WORK TASK
Print every line of the data word for word.

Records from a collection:
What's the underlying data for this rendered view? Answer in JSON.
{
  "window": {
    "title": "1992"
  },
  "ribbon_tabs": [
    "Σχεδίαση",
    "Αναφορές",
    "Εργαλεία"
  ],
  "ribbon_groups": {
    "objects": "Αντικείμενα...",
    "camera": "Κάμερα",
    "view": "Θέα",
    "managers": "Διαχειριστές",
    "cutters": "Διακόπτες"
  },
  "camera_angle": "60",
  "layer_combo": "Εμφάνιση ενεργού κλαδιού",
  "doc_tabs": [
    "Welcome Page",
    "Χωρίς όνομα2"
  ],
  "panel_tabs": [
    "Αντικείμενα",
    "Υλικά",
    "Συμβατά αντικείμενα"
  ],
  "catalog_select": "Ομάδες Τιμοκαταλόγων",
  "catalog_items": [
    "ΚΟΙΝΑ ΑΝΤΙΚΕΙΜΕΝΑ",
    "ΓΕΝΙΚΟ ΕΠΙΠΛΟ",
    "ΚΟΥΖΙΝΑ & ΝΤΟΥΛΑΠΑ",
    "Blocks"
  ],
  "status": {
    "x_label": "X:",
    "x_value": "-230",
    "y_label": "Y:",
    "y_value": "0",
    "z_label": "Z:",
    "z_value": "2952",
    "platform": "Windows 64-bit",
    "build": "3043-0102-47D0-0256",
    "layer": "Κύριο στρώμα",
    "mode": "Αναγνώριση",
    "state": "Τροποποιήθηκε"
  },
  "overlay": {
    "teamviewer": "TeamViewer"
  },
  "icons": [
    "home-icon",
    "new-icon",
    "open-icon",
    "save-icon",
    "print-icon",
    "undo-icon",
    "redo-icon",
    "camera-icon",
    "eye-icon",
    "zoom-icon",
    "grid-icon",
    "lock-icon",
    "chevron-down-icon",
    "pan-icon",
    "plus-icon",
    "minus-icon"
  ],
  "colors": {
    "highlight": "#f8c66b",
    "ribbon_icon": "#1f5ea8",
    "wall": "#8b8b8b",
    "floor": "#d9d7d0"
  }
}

RESPONSE BOX
What's the underlying data for this rendered view? Answer in JSON.
{
  "window": {
    "title": "1992"
  },
  "ribbon_tabs": [
    "Σχεδίαση",
    "Αναφορές",
    "Εργαλεία"
  ],
  "ribbon_groups": {
    "objects": "Αντικείμενα...",
    "camera": "Κάμερα",
    "view": "Θέα",
    "managers": "Διαχειριστές",
    "cutters": "Διακόπτες"
  },
  "camera_angle": "60",
  "layer_combo": "Εμφάνιση ενεργού κλαδιού",
  "doc_tabs": [
    "Welcome Page",
    "Χωρίς όνομα2"
  ],
  "panel_tabs": [
    "Αντικείμενα",
    "Υλικά",
    "Συμβατά αντικείμενα"
  ],
  "catalog_select": "Ομάδες Τιμοκαταλόγων",
  "catalog_items": [
    "ΚΟΙΝΑ ΑΝΤΙΚΕΙΜΕΝΑ",
    "ΓΕΝΙΚΟ ΕΠΙΠΛΟ",
    "ΚΟΥΖΙΝΑ & ΝΤΟΥΛΑΠΑ",
    "Blocks"
  ],
  "status": {
    "x_label": "X:",
    "x_value": "-230",
    "y_label": "Y:",
    "y_value": "0",
    "z_label": "Z:",
    "z_value": "2952",
    "platform": "Windows 64-bit",
    "build": "3043-0102-47D0-0256",
    "layer": "Κύριο στρώμα",
    "mode": "Αναγνώριση",
    "state": "Τροποποιήθηκε"
  },
  "overlay": {
    "teamviewer": "TeamViewer"
  },
  "icons": [
    "home-icon",
    "new-icon",
    "open-icon",
    "save-icon",
    "print-icon",
    "undo-icon",
    "redo-icon",
    "camera-icon",
    "eye-icon",
    "zoom-icon",
    "grid-icon",
    "lock-icon",
    "chevron-down-icon",
    "pan-icon",
    "plus-icon",
    "minus-icon"
  ],
  "colors": {
    "highlight": "#f8c66b",
    "ribbon_icon": "#1f5ea8",
    "wall": "#8b8b8b",
    "floor": "#d9d7d0"
  }
}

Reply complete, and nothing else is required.